A Brief History
The disease made its first recorded appearance in the 9th century when a Persian doctor published his preliminary observations regarding unique symptoms of a patient. Jumping to the early 1900s, the US averaged 6,000 measles-related deaths per year. Primarily, the virus causes symptoms such as fever, fatigue, muscle pain, and a severe rash that can spread across one’s entire body. By the 1950s to early 1960s, the vast majority of children had been infected by measles, at least once, by the time that they were 15 years old. It was not until 1963 when the first successful vaccine was produced. Currently, the measles virus is considered “eliminated” from the United States due to the fact that there are less than 1,000 cases per year – this number is far less than the approximately 4,000,000 that were infected per year in the 1950s.
Why should we be worried?
Although measles in the United States is very rare, according to UNICEF (on March 1, 2019), 98 countries reported more cases in 2018 than 2017. The Philippines, Brazil and Venezuela are among the countries with the highest increase in cases; however, Ukraine found itself at the top of the list. In one year, Ukraine’s cases increased by 30,000 – from 24,000 in 2017 to over 54,000 in 2018. The issue has been fueled predominately by vaccine skepticism coupled with the prodigiously contagious nature of the virus.
Despite the initial side effects of the virus, which indubitably can be life threatening without proper treatment, infected individuals must be wary of measles’ long term effects – effects that can last up to two years.
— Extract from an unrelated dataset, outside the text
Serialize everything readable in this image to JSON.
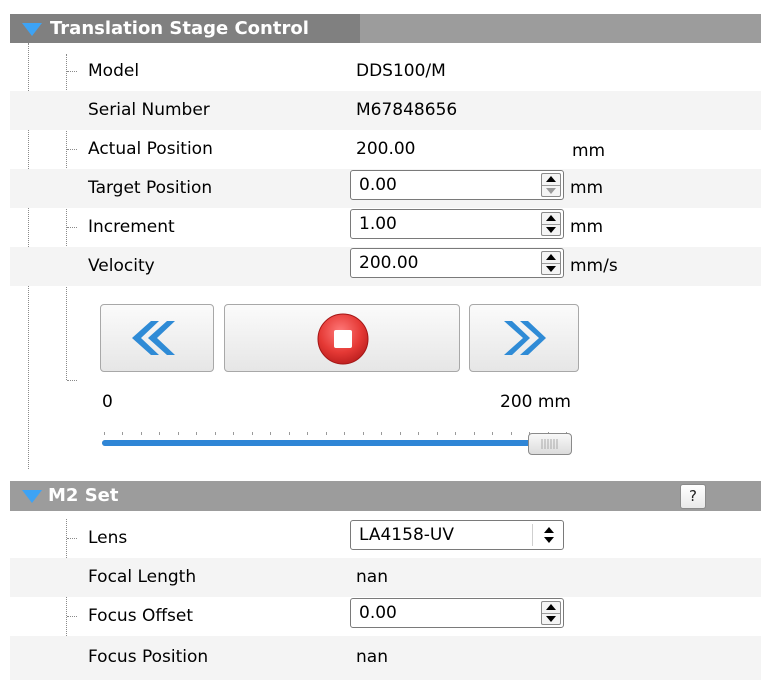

Many individuals who contract measles have shown to have weaker immune systems for an extended period of time and are more prone to infections. In order to discover the reason behind this outcome, virologist Rik de Swart traveled to a community in the Netherlands of Orthodox Protestants in an area often referred to as the Dutch Bible Belt. Inhabitants living in this community refuse vaccinations due to a combination of personal choice and religion; therefore, measles outbreaks are common. In 2013, Swart collected blood samples from healthy, unvaccinated children along with a total of 77 samples from children who had recently contracted measles. When comparing the two groups, Swart noticed a depletion of cells in the infected individuals. In fact, according to the findings Swart’s study, the virus specifically targets cells in the human immune system that are responsible for “carrying memory of previously experienced infections.” In scientific terms, these vital components are called memory B cells and serve to remember past infections in order to properly respond in a timely manner if the threats return. Most importantly, memory B cells are not commonly disposed of in the human body. The average lifespan of these highly specific cells is over 50 years. With the aid of memory B cells, most repeat viruses are eliminated before an individual even feels symptoms; this is called immunity. Since measles attacks and lyses memory B cells rapidly, the loss of immune memory inhibits the process to correctly respond to virus strains that one has previously encountered, thus leading to more frequent illness. In general, this effect has been termed ‘immune amnesia’ in Nature Communications for 2018.
Immune Amnesia Recovery
Although time varies from person to person, affected immune systems can take up to two years to become stable. Since, in most cases, the measles virus erases the vast majority of memory B cells, bodily recovery is composed of rebuilding the virus memory database one by one as outside particles enter the body. At the end of the day, a simple vaccine for measles can provide the protection necessary to prevent measles and avoid its pernicious effects.
“Measles | History of Measles | CDC.” Centers for Disease Control and Prevention, Centers for Disease Control and Prevention, 2018, www.cdc.gov/measles/about/history.html.
NurPhoto, et al. “Measles Vaccines Protect against More than Just Measles. Here’s How.” National Geographic, 4 Mar. 2019, www.nationalgeographic.com/science/2019/03/measles-vaccine-protect-disease-immune-amnesia/.
Sanders, Laura. “Measles Erases the Immune System’s Memory.” Science News, 21 May 2019, www.sciencenews.org/article/measles-immune-system-memory-infection.
Sidhu, Sabrina. “Alarming Global Surge of Measles Cases a Growing Threat to Children – UNICEF.” UNICEF, 28 Feb. 2019, www.unicef.org/press-releases/alarming-global-surge-measles-cases-growing-threat-children-unicef-0.2 attachments